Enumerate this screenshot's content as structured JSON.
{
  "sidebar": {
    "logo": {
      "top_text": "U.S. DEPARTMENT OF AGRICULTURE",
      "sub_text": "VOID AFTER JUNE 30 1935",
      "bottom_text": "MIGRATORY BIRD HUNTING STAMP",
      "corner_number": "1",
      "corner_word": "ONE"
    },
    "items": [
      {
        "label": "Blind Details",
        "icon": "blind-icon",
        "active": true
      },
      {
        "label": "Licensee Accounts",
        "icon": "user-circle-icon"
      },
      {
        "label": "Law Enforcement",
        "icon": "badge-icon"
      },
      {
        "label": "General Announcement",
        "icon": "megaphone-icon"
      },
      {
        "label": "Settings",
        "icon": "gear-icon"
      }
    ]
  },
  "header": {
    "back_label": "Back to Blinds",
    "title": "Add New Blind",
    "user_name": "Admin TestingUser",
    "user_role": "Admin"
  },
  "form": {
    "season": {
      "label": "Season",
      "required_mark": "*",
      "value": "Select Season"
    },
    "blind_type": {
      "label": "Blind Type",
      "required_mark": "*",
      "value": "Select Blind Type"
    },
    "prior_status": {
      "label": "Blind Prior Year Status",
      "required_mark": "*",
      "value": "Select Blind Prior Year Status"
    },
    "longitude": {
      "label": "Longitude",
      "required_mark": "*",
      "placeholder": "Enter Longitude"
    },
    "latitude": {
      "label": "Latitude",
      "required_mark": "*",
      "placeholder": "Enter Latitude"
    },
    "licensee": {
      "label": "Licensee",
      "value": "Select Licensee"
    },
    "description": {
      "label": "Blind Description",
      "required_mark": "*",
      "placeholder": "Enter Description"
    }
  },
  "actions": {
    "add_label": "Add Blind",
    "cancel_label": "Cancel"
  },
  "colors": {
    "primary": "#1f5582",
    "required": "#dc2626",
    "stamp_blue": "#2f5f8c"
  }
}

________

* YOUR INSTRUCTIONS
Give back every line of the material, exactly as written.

* EXERCISE RESPONSE
Enumerate this screenshot's content as structured JSON.
{
  "sidebar": {
    "logo": {
      "top_text": "U.S. DEPARTMENT OF AGRICULTURE",
      "sub_text": "VOID AFTER JUNE 30 1935",
      "bottom_text": "MIGRATORY BIRD HUNTING STAMP",
      "corner_number": "1",
      "corner_word": "ONE"
    },
    "items": [
      {
        "label": "Blind Details",
        "icon": "blind-icon",
        "active": true
      },
      {
        "label": "Licensee Accounts",
        "icon": "user-circle-icon"
      },
      {
        "label": "Law Enforcement",
        "icon": "badge-icon"
      },
      {
        "label": "General Announcement",
        "icon": "megaphone-icon"
      },
      {
        "label": "Settings",
        "icon": "gear-icon"
      }
    ]
  },
  "header": {
    "back_label": "Back to Blinds",
    "title": "Add New Blind",
    "user_name": "Admin TestingUser",
    "user_role": "Admin"
  },
  "form": {
    "season": {
      "label": "Season",
      "required_mark": "*",
      "value": "Select Season"
    },
    "blind_type": {
      "label": "Blind Type",
      "required_mark": "*",
      "value": "Select Blind Type"
    },
    "prior_status": {
      "label": "Blind Prior Year Status",
      "required_mark": "*",
      "value": "Select Blind Prior Year Status"
    },
    "longitude": {
      "label": "Longitude",
      "required_mark": "*",
      "placeholder": "Enter Longitude"
    },
    "latitude": {
      "label": "Latitude",
      "required_mark": "*",
      "placeholder": "Enter Latitude"
    },
    "licensee": {
      "label": "Licensee",
      "value": "Select Licensee"
    },
    "description": {
      "label": "Blind Description",
      "required_mark": "*",
      "placeholder": "Enter Description"
    }
  },
  "actions": {
    "add_label": "Add Blind",
    "cancel_label": "Cancel"
  },
  "colors": {
    "primary": "#1f5582",
    "required": "#dc2626",
    "stamp_blue": "#2f5f8c"
  }
}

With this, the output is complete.